> [What to produce]:
Would you show every line from the records that holds "Downloads"?

══ Record extracts ══

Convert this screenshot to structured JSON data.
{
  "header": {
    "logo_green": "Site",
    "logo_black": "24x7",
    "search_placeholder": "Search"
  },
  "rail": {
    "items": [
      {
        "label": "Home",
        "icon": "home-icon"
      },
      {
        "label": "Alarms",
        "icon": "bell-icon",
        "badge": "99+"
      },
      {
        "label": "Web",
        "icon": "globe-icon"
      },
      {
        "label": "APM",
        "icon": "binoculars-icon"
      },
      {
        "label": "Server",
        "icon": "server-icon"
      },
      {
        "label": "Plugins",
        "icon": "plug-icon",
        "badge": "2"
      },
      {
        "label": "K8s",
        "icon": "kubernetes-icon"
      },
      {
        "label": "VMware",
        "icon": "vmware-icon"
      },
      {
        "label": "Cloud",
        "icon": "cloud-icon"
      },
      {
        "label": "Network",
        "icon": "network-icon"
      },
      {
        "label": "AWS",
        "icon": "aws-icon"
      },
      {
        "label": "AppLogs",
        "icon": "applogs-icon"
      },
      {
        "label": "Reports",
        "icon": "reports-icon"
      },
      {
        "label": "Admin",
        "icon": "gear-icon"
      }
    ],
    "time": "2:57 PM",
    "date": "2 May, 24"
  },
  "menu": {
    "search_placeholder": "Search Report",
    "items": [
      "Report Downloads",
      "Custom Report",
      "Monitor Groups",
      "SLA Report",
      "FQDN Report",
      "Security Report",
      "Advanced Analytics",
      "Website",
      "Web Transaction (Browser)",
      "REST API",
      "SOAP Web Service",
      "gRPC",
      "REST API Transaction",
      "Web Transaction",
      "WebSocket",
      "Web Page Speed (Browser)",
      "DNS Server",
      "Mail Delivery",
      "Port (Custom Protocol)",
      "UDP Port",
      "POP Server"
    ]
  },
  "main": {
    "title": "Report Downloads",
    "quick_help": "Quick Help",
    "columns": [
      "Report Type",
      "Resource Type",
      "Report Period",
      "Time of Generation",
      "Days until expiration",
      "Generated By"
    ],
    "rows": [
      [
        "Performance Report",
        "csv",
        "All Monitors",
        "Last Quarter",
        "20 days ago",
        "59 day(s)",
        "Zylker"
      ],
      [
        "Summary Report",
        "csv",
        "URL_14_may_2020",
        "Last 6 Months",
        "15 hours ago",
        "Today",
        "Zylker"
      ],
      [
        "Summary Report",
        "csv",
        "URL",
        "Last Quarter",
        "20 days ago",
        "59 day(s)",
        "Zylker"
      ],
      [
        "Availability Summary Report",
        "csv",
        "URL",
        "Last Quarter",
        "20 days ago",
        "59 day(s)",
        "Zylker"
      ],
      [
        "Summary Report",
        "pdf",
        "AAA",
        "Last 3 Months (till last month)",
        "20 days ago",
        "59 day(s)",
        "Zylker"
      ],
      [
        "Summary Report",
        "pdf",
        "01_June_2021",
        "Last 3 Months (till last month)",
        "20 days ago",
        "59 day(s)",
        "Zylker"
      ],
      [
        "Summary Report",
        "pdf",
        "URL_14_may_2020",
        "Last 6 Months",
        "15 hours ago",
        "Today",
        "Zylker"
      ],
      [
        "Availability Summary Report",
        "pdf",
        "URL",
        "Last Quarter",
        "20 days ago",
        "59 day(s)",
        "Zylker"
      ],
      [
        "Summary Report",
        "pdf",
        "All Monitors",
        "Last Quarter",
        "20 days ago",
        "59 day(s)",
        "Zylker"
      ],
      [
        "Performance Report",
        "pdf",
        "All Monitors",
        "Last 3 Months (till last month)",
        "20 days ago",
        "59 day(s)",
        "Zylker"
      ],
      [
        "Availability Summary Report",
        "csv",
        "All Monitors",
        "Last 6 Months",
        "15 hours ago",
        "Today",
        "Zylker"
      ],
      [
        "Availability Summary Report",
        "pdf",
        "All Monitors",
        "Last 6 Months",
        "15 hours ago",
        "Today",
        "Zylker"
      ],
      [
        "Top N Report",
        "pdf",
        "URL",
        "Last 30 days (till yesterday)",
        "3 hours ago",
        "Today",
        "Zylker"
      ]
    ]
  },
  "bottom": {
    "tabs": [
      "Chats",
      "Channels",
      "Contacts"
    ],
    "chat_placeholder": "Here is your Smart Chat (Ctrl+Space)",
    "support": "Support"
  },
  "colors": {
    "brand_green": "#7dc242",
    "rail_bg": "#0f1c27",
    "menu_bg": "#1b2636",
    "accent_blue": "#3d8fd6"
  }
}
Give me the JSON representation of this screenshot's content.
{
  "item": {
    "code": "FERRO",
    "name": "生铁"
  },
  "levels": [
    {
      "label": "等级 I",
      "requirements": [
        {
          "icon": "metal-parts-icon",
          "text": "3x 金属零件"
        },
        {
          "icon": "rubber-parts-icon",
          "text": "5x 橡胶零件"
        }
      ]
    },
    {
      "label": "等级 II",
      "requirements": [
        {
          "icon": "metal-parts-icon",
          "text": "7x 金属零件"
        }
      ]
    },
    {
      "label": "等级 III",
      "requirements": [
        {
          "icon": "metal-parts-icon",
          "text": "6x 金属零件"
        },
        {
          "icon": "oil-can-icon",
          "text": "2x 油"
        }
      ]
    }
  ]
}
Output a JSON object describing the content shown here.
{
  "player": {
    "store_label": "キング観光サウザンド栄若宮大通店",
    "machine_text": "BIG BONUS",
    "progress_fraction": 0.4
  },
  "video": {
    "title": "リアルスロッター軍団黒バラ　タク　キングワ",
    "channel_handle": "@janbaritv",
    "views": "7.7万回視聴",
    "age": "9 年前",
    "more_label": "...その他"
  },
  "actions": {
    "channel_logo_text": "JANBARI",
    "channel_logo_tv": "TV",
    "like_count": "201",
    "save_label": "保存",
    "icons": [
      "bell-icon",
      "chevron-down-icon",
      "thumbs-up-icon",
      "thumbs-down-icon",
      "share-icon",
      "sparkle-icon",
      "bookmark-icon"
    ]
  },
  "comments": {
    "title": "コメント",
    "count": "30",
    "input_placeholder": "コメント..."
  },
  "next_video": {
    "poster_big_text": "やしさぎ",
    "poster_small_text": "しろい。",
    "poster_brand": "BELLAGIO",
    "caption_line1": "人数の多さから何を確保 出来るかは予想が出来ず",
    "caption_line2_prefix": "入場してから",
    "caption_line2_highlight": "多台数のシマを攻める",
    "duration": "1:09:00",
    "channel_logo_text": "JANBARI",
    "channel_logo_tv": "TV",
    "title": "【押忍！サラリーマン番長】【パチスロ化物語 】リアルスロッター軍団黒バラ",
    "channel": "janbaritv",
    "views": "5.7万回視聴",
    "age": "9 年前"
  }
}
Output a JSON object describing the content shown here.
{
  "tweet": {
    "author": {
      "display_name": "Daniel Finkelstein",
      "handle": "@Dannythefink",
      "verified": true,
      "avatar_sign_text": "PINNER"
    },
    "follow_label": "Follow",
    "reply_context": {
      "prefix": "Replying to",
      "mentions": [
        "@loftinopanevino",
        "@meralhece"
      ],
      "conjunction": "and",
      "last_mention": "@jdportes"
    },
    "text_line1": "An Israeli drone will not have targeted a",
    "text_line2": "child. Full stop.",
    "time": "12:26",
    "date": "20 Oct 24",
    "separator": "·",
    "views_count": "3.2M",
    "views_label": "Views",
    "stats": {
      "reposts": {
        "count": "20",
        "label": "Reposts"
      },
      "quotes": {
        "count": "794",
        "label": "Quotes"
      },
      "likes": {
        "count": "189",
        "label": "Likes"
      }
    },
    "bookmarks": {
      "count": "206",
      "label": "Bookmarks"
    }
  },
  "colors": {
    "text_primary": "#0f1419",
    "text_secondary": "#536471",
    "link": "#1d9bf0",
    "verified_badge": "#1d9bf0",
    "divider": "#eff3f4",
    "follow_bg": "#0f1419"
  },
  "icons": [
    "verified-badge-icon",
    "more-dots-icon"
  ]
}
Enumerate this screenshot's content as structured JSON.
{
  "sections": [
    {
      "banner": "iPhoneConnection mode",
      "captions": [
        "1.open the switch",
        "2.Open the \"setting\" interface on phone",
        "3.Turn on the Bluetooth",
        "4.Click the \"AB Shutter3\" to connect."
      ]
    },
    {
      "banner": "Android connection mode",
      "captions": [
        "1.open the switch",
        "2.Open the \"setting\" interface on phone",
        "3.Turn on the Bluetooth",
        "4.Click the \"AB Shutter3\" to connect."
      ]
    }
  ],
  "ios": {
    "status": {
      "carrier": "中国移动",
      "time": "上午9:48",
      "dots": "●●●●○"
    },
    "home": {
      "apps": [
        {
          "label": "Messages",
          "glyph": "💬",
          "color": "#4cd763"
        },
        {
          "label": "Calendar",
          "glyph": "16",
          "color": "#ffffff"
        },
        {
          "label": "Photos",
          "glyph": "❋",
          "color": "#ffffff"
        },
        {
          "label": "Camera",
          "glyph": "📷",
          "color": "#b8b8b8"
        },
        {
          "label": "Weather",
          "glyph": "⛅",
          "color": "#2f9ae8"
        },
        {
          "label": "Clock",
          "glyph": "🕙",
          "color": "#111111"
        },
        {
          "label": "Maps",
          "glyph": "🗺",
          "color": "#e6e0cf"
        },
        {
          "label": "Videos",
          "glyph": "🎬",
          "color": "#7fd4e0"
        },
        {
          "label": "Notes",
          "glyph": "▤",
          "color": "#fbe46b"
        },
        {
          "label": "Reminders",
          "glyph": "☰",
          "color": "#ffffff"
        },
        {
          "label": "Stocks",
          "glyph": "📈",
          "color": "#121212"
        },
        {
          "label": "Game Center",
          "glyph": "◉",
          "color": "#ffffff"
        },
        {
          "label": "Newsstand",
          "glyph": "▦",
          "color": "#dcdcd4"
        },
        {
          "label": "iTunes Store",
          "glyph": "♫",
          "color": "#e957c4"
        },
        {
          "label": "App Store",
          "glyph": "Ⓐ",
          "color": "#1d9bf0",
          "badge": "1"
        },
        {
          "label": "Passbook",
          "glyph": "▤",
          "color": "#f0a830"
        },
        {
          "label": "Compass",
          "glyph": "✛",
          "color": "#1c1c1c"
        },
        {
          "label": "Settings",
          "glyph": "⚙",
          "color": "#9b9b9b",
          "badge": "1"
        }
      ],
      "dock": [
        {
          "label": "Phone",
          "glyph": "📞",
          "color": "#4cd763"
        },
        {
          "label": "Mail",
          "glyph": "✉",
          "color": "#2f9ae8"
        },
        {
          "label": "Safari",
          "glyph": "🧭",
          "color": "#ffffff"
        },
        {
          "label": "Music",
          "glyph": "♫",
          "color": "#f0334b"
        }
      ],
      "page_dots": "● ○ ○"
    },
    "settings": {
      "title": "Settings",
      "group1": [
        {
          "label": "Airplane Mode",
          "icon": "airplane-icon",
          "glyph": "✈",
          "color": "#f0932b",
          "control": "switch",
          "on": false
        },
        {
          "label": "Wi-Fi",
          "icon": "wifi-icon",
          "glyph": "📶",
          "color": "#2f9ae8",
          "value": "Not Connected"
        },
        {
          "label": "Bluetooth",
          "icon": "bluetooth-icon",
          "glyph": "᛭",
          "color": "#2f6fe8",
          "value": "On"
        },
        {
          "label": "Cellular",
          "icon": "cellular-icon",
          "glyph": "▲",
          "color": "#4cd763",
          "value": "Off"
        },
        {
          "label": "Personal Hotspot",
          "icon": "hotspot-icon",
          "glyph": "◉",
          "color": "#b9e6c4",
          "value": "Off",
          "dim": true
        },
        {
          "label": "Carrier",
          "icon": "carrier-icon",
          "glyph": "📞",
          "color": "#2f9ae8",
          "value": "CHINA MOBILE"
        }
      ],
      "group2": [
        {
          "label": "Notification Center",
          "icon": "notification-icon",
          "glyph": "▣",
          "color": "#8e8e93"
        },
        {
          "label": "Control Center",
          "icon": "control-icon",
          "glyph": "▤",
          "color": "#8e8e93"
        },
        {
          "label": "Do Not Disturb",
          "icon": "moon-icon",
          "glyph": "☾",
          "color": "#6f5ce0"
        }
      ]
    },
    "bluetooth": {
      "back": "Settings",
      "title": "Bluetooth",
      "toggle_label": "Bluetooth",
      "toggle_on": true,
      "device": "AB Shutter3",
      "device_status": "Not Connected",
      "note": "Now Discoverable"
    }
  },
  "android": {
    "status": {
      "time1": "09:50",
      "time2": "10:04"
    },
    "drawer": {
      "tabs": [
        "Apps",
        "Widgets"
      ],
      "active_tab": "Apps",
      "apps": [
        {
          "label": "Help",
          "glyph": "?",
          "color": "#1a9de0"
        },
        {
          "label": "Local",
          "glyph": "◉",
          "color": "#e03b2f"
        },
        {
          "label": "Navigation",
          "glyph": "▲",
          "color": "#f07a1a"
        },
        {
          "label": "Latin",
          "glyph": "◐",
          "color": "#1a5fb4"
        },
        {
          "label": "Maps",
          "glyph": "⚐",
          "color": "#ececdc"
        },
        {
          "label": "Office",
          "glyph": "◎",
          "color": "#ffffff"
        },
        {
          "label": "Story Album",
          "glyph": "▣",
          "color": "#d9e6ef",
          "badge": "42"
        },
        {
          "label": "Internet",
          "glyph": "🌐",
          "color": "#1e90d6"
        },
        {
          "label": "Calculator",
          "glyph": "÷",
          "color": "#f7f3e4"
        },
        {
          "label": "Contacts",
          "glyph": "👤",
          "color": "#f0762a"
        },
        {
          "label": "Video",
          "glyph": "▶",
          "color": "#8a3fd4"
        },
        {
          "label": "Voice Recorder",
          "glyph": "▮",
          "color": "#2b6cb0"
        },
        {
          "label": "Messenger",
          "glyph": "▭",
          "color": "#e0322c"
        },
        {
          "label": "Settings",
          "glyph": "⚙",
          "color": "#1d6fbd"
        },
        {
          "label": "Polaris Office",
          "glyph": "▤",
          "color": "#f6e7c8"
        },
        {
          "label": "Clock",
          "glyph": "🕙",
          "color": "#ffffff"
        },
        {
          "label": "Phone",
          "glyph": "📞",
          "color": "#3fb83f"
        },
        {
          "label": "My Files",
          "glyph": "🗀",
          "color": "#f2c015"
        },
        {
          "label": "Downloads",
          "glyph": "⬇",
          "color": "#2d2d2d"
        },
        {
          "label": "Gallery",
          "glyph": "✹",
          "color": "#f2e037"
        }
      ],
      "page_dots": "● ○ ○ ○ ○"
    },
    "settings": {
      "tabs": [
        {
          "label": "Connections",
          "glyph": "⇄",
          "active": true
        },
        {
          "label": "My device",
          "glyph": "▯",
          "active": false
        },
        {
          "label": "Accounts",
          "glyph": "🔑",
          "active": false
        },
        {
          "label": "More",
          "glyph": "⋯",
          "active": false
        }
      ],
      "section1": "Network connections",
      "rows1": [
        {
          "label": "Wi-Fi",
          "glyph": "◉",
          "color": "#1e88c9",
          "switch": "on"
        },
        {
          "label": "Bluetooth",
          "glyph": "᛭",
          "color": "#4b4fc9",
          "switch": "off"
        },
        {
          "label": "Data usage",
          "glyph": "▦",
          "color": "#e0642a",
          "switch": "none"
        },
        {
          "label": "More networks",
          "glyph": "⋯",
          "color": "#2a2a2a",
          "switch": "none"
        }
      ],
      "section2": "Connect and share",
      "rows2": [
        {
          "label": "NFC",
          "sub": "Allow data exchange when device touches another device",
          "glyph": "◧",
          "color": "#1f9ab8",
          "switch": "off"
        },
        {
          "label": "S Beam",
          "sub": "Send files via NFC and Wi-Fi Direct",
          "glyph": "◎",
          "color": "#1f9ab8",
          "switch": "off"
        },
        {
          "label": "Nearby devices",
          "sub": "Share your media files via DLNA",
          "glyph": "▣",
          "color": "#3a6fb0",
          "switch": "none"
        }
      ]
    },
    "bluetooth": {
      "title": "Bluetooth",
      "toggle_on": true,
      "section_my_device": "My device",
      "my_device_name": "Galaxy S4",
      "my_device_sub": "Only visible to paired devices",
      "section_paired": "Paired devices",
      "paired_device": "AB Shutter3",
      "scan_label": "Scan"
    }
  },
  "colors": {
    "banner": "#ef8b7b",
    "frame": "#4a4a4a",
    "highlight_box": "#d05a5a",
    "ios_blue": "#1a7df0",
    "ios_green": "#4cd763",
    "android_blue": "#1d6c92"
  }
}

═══

> [Response]:
      "Report Downloads",
    "title": "Report Downloads",
          "label": "Downloads",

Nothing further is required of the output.